The other best way to see the island is from high above in the sky, via Jack Harter Helicopters. It’s the only company that flies with doors off, so you can take expert photos and get a good breeze (dress warmly). The 60-minute ride takes you all over Kauai from Nawiliwili Harbor and the Menehune Fishpond to Kipu Kai and the Tunnel of Trees to Manawaiopuna Falls in Hanapepe Valley. The latter is actually nicknamed “Jurassic Falls” for its cameo in the hit film “Jurassic Park.” You’ll pass through canyons, North Shore beaches and end up near Mount Waialeale, Kauai’s ancient volcano.

Pilots engage with passengers through a two-way intercom system with a live commentary. It made a difference knowing what we were flying over at every point in time and it was nice to be able to ask questions through a small mic attached to the headphones. We were able to take photos on the tour, but everything had to be attached to a wristband or strap — we don’t recommend taking much with you on the flight.

Each ride costs $269 per person. Children must be at least 10 years old for the experience without doors; there is no age requirement for the enclosed AStar helicopter.

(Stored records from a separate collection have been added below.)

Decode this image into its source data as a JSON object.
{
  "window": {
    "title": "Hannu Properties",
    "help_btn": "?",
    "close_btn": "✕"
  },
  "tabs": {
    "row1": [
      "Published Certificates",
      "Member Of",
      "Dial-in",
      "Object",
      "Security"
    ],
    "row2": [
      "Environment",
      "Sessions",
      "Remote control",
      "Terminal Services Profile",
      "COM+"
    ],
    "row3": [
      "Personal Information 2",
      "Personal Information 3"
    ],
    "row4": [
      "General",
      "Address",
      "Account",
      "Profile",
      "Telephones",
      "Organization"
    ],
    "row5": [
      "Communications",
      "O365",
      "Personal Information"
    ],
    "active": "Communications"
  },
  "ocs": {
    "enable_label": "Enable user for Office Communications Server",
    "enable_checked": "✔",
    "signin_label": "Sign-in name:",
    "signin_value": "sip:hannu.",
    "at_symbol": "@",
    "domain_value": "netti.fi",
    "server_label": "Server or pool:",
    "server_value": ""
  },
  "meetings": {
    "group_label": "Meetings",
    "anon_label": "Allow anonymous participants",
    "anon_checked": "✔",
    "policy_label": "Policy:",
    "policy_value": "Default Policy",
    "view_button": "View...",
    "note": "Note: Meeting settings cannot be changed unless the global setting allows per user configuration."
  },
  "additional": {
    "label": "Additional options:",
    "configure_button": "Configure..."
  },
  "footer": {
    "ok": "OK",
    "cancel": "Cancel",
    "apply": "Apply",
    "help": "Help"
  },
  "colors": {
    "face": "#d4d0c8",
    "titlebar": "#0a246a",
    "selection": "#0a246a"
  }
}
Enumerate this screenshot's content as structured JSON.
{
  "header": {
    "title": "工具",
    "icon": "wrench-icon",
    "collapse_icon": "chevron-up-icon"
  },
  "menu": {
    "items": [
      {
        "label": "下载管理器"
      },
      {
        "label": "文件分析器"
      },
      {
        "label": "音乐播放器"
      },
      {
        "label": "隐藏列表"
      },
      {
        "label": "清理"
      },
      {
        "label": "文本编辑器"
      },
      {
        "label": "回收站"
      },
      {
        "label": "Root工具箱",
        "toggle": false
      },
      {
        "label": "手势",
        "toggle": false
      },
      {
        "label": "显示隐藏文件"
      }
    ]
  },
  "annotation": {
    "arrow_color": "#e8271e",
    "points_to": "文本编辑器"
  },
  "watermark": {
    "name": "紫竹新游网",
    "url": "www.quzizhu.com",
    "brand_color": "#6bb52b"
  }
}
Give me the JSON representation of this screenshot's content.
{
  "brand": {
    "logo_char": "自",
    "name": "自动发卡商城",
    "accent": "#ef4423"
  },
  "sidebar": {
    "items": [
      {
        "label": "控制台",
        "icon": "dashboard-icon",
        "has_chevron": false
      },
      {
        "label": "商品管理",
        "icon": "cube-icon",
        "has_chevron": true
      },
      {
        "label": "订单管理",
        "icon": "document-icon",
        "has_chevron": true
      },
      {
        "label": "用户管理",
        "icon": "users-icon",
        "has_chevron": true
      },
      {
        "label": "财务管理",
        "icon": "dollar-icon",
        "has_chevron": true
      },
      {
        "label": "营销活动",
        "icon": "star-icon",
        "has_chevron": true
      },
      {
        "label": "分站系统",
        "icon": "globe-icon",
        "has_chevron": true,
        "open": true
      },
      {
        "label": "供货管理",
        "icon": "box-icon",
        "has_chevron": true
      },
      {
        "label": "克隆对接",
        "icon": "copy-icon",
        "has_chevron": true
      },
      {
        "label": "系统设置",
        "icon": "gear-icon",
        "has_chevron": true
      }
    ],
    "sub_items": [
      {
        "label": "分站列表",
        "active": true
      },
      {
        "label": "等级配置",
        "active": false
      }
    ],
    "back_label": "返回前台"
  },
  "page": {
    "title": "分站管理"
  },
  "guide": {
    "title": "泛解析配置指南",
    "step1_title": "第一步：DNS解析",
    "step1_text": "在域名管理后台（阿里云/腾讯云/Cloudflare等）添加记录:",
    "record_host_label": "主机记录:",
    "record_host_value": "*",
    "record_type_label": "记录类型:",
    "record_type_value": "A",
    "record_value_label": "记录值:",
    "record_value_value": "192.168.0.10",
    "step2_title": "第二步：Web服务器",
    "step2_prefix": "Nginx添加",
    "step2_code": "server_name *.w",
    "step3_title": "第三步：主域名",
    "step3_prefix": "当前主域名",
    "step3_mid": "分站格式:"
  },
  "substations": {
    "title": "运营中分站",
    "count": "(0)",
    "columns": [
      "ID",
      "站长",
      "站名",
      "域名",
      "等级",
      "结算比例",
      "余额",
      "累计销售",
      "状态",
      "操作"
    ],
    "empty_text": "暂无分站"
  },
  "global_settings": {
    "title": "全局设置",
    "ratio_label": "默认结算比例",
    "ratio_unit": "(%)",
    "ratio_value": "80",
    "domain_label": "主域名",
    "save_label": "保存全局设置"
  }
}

Waimea Canyon Bike Tour via Outfitters Kauai
Older kids will love a downhill bicycle ride through Waimea Canyon with Outfitters Kauai. The sunrise ride takes you to the top of the canyon down 13 miles of smooth winding blacktop overlooking the Pacific Ocean. The ride is four hours and the views are spectacular. The bikes are easy to ride, having wide saddles and hi-rise handlebars. We stopped for photos and to take in the views. Our leader stopped for coffee en route to the canyon and later gave out drinks and snacks during the ride. The ride was glorious and exhilarating, given the views of the skies at sunrise.

The cost is $86 per child ages 12 to 14 and $106 per adult ages 15 and older. The Waimea Canyon Downhill Bicycle Ride is good for kids ages 12 and up.

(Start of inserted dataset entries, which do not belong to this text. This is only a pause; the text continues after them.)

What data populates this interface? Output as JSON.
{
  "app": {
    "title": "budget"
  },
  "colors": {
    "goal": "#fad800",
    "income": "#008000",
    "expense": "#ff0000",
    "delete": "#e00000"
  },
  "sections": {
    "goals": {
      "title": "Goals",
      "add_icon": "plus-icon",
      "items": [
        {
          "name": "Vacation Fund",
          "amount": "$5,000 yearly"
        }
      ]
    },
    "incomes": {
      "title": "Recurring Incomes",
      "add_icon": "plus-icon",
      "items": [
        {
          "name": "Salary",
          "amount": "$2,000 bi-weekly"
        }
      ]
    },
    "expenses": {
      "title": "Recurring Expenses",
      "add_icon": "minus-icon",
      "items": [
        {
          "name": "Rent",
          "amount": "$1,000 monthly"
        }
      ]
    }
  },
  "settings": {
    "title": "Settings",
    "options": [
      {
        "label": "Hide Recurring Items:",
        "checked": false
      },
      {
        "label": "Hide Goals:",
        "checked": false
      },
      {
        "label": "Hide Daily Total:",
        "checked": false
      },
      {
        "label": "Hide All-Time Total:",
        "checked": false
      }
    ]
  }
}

Waterfall Picnic Horseback Ride via Princeville Ranch Adventures
Princeville Ranch Adventures is located on Kauai’s North Shore on 2,500 acres. It’s a working cattle ranch with beautiful views of the Hanalei Mountains and Pacific Ocean. They offer various family activities including horseback riding, zip-lining, off-road vehicle tours and more.

The Waterfall Picnic Horseback Tour is ideal for horseback riding lovers. It takes you on an easy ride across terrain and then on a short hike to a waterfall where you’ll have a swim and lunch. The ride lasts about 3.5 hours and is a wonderful way to spend a morning in Kauai.

The cost is $135 per person. Princeville Ranch Adventures asks that kids be at least 8 years old.

Mountain Tubing via Kauai Backcountry Adventure
Mountain Tubing Adventure is a unique activity that gives you a chance to travel back in time to the sugar plantation era. It’s a really interesting way to see another side of Kauai.

The ride takes you through a tropical waterway consisting of open ditches, tunnels and flumes all of which were engineered and hand dug circa 1870. The ride starts out slow and speeds up in the caves, the last two of which you ride through in the dark — kids will shriek with excitement.

The guides are keenly on top of everyone’s safety, providing instructions when to raise your bottom and what to do inside the dark tunnels. Your guides will fit you with gloves, a helmet and a headlamp, and check your footwear to make sure that they won’t come off and float away during your adventure. The water is typically knee deep in most places, and the current moves you along fast enough that no paddling is required. At the end of your tubing adventure, the guides serve up a picnic lunch at a beautiful, natural swimming hole.

The rate is $106 per person and the tour is recommended for kids age 5 and up.

— Holly Fink

Holly Rosen Fink is a mother, marketing consultant, writer and blogger for a number of sites, as well as her own, The Culture Mom.